What is needed: Whenever a line of the records below contains the word "Nový", copy that line.

Supplied records:
++++

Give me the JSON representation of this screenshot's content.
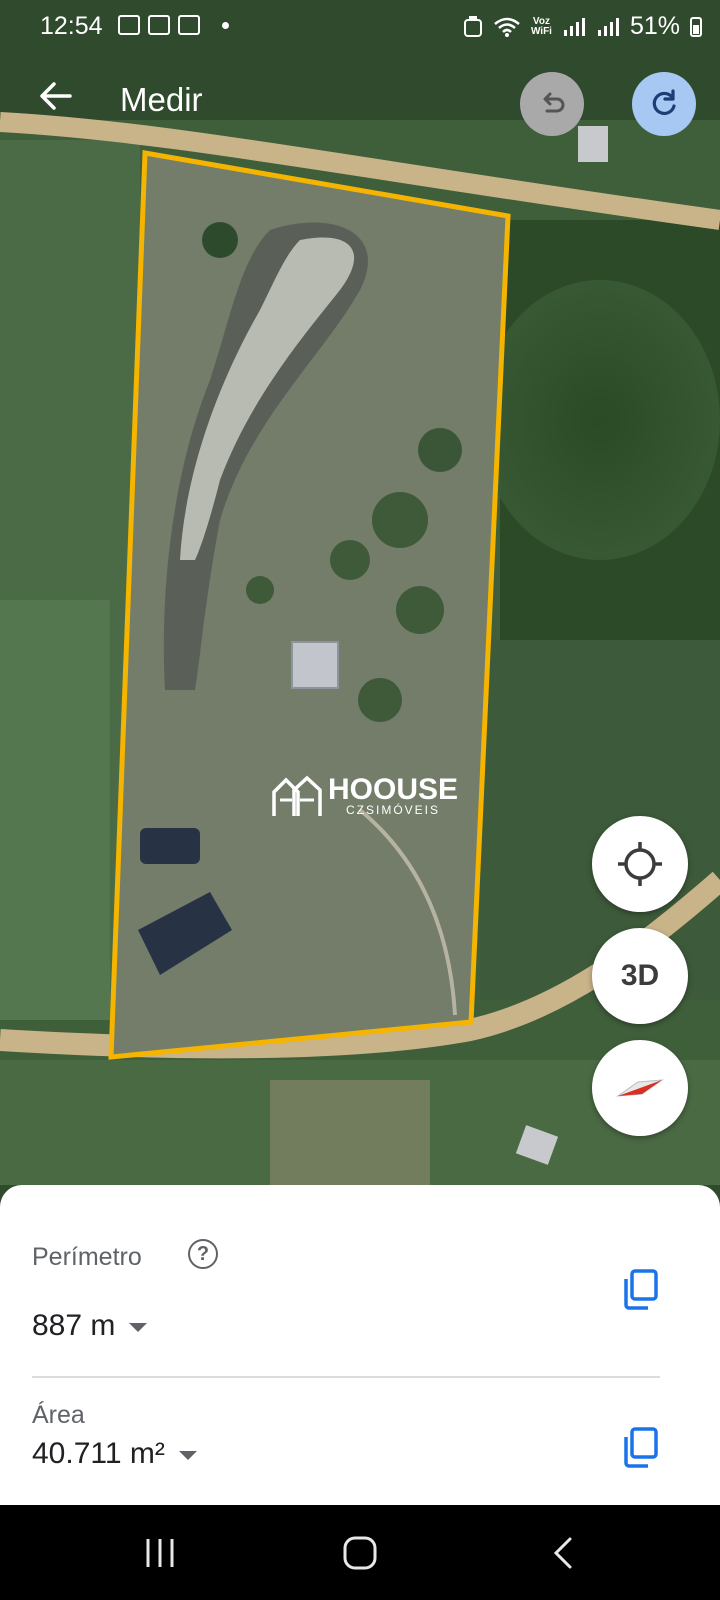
{
  "status_bar": {
    "time": "12:54",
    "network_label": "Voz\nWiFi",
    "battery": "51%"
  },
  "toolbar": {
    "back_icon": "arrow-back-icon",
    "title": "Medir",
    "undo_icon": "undo-icon",
    "redo_icon": "redo-icon"
  },
  "watermark": {
    "brand": "HOOUSE",
    "sub": "CZSIMÓVEIS"
  },
  "map_controls": {
    "locate_icon": "crosshair-icon",
    "three_d_label": "3D",
    "compass_icon": "compass-icon"
  },
  "measurement": {
    "perimeter_label": "Perímetro",
    "perimeter_value": "887 m",
    "area_label": "Área",
    "area_value": "40.711 m²",
    "help_icon": "help-icon",
    "copy_icon": "copy-icon"
  },
  "colors": {
    "polygon": "#f4b400",
    "road": "#c9b48a",
    "accent_blue": "#1a73e8"
  }
}
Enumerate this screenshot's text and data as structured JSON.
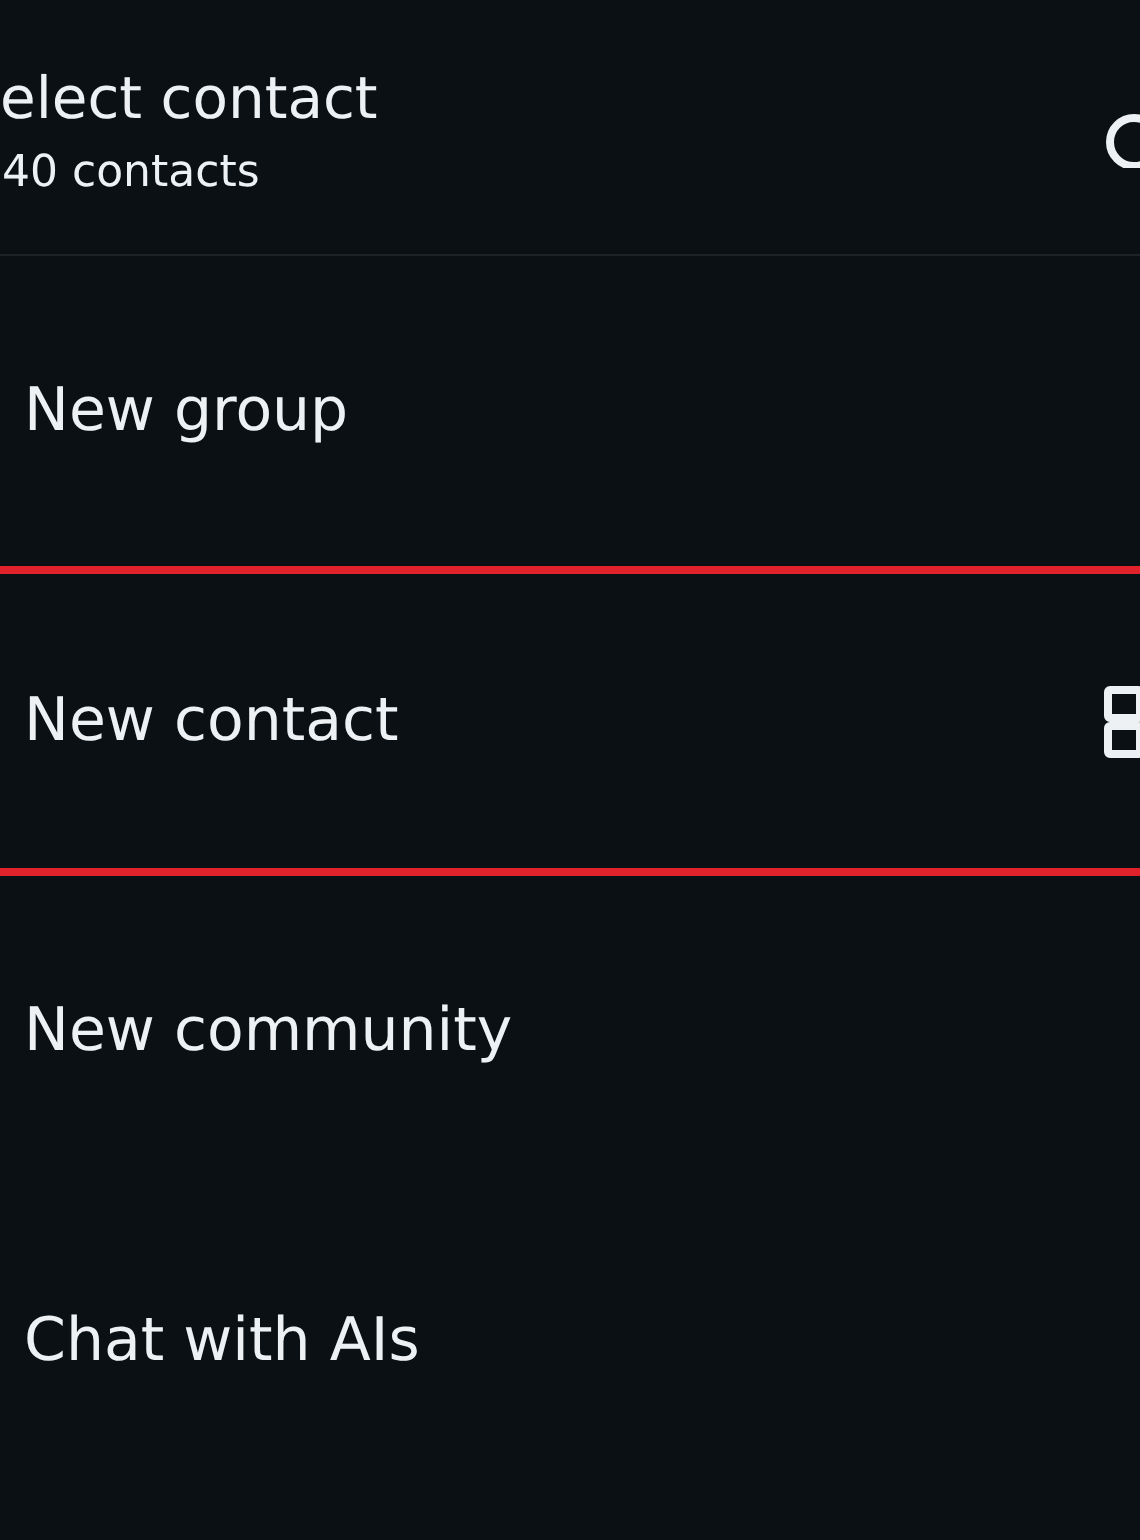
{
  "header": {
    "title": "elect contact",
    "subtitle": "40 contacts"
  },
  "options": [
    {
      "label": "New group",
      "highlighted": false,
      "kind": "plain"
    },
    {
      "label": "New contact",
      "highlighted": true,
      "kind": "qr"
    },
    {
      "label": "New community",
      "highlighted": false,
      "kind": "plain"
    },
    {
      "label": "Chat with AIs",
      "highlighted": false,
      "kind": "plain"
    }
  ]
}
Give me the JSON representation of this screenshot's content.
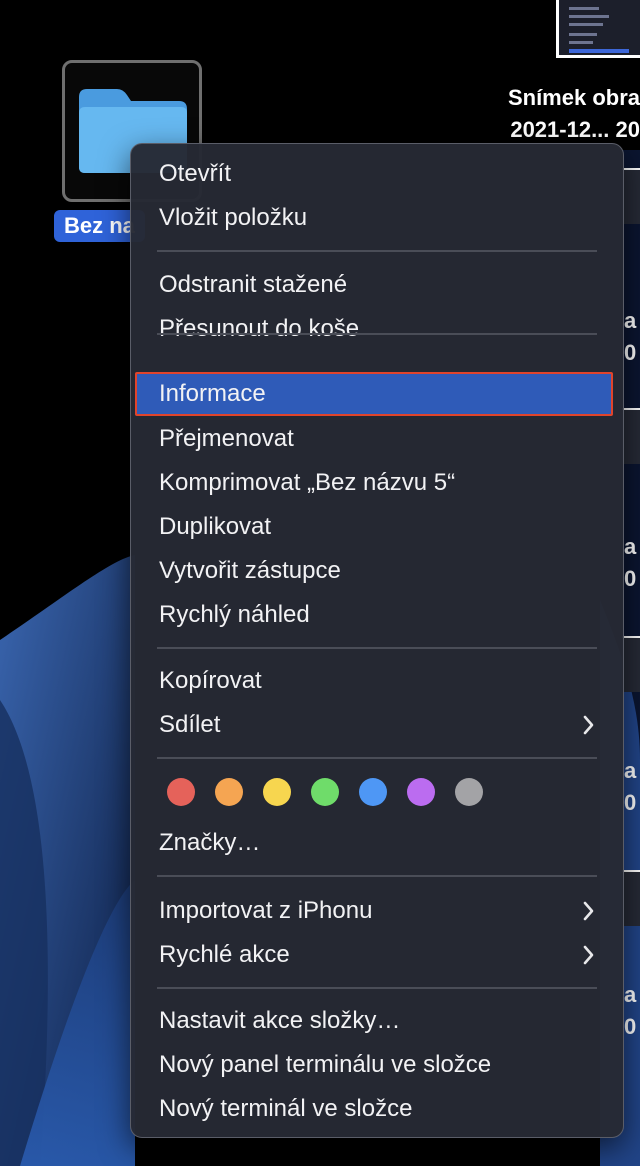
{
  "desktop": {
    "folder": {
      "label": "Bez na",
      "color": "#5aaeea"
    },
    "screenshot_file": {
      "label_line1": "Snímek obra",
      "label_line2": "2021-12... 20"
    },
    "side_files": [
      {
        "label_line1": "a",
        "label_line2": "0"
      },
      {
        "label_line1": "a",
        "label_line2": "0"
      },
      {
        "label_line1": "a",
        "label_line2": "0"
      },
      {
        "label_line1": "a",
        "label_line2": "0"
      }
    ]
  },
  "context_menu": {
    "group1": [
      {
        "label": "Otevřít"
      },
      {
        "label": "Vložit položku"
      }
    ],
    "group2": [
      {
        "label": "Odstranit stažené"
      },
      {
        "label": "Přesunout do koše"
      }
    ],
    "group3": [
      {
        "label": "Informace",
        "highlighted": true
      },
      {
        "label": "Přejmenovat"
      },
      {
        "label": "Komprimovat „Bez názvu 5“"
      },
      {
        "label": "Duplikovat"
      },
      {
        "label": "Vytvořit zástupce"
      },
      {
        "label": "Rychlý náhled"
      }
    ],
    "group4": [
      {
        "label": "Kopírovat"
      },
      {
        "label": "Sdílet",
        "submenu": true
      }
    ],
    "tags": {
      "colors": [
        "#e5625a",
        "#f5a552",
        "#f7d64f",
        "#6fdc6a",
        "#4e97f5",
        "#bb6cf0",
        "#a3a3a6"
      ],
      "label": "Značky…"
    },
    "group6": [
      {
        "label": "Importovat z iPhonu",
        "submenu": true
      },
      {
        "label": "Rychlé akce",
        "submenu": true
      }
    ],
    "group7": [
      {
        "label": "Nastavit akce složky…"
      },
      {
        "label": "Nový panel terminálu ve složce"
      },
      {
        "label": "Nový terminál ve složce"
      }
    ],
    "colors": {
      "highlight": "#2f5bb8",
      "highlight_outline": "#e0442c"
    }
  }
}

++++

Answer to this problem:
        "label": "Nový panel terminálu ve složce"
        "label": "Nový terminál ve složce"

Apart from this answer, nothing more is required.